**Problem requirements:**
Tell me how many lines in the data include "PERIOD", and keep the reply to that number.

**Records for the exercise:**

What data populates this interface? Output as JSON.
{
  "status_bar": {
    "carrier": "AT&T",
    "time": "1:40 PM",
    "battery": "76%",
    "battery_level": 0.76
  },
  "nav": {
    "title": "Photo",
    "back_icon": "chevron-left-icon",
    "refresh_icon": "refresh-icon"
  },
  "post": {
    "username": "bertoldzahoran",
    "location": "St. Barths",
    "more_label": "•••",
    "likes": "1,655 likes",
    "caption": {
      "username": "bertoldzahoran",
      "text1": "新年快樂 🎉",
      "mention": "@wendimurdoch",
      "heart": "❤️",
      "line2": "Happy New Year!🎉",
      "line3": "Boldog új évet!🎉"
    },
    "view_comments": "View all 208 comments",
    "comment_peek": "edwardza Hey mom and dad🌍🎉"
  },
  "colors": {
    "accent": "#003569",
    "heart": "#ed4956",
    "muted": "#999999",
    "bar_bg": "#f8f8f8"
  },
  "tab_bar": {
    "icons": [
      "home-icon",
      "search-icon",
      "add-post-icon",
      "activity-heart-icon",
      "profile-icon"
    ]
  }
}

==

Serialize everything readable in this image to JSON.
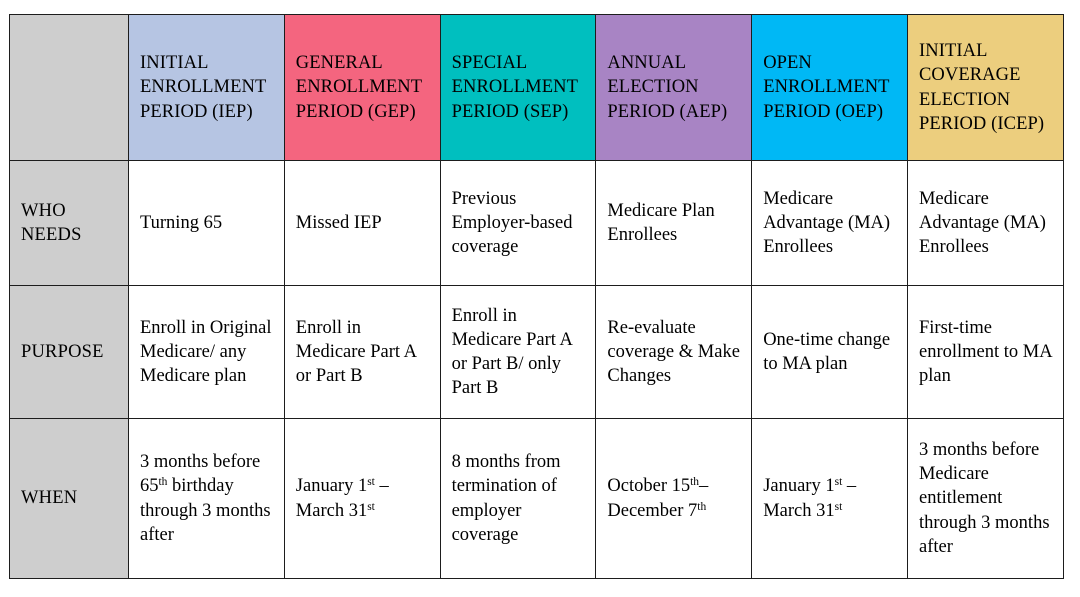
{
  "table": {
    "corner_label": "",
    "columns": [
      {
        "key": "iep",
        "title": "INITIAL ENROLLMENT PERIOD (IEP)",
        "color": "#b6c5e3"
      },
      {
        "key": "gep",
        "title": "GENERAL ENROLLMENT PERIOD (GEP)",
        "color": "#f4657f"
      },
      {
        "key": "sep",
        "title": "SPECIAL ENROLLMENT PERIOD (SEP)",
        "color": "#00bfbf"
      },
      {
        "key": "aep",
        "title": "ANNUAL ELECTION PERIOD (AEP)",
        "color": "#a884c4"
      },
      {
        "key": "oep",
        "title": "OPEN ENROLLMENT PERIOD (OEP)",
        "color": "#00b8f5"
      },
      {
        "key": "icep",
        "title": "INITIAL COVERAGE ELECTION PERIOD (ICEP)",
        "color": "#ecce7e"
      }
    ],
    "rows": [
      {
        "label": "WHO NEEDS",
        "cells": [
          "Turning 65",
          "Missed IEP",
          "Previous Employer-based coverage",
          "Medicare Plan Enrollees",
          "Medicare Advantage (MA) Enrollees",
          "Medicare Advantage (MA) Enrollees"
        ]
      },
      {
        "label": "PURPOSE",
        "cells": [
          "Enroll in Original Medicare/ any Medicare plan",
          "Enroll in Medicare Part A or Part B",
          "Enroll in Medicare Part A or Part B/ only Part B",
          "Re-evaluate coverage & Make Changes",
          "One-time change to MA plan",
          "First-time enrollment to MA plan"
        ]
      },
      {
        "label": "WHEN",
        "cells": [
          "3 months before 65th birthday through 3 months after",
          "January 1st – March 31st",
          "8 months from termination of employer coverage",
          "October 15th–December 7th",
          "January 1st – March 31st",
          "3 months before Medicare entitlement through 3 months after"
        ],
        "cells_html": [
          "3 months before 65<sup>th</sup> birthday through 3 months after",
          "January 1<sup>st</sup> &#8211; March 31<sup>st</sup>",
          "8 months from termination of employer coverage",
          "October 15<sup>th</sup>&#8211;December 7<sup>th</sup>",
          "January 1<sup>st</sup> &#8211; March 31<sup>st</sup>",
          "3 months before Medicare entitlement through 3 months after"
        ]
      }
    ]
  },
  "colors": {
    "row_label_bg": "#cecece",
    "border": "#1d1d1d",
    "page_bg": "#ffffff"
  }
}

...

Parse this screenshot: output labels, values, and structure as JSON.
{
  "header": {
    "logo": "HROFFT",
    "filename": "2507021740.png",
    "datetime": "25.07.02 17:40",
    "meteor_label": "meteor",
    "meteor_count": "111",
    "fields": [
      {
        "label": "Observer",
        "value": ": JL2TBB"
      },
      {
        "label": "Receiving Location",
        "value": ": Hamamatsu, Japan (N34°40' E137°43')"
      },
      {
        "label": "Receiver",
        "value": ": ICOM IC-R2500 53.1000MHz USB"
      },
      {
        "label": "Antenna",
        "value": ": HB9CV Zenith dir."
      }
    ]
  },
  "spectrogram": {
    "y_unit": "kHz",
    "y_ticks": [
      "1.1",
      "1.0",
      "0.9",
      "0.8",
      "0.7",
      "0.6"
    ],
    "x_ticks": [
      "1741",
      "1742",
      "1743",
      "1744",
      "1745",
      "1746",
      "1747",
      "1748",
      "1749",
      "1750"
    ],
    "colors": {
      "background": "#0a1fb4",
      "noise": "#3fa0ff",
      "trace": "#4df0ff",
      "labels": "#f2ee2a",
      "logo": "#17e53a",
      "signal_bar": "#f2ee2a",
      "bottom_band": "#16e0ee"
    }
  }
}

**Written answer:**
6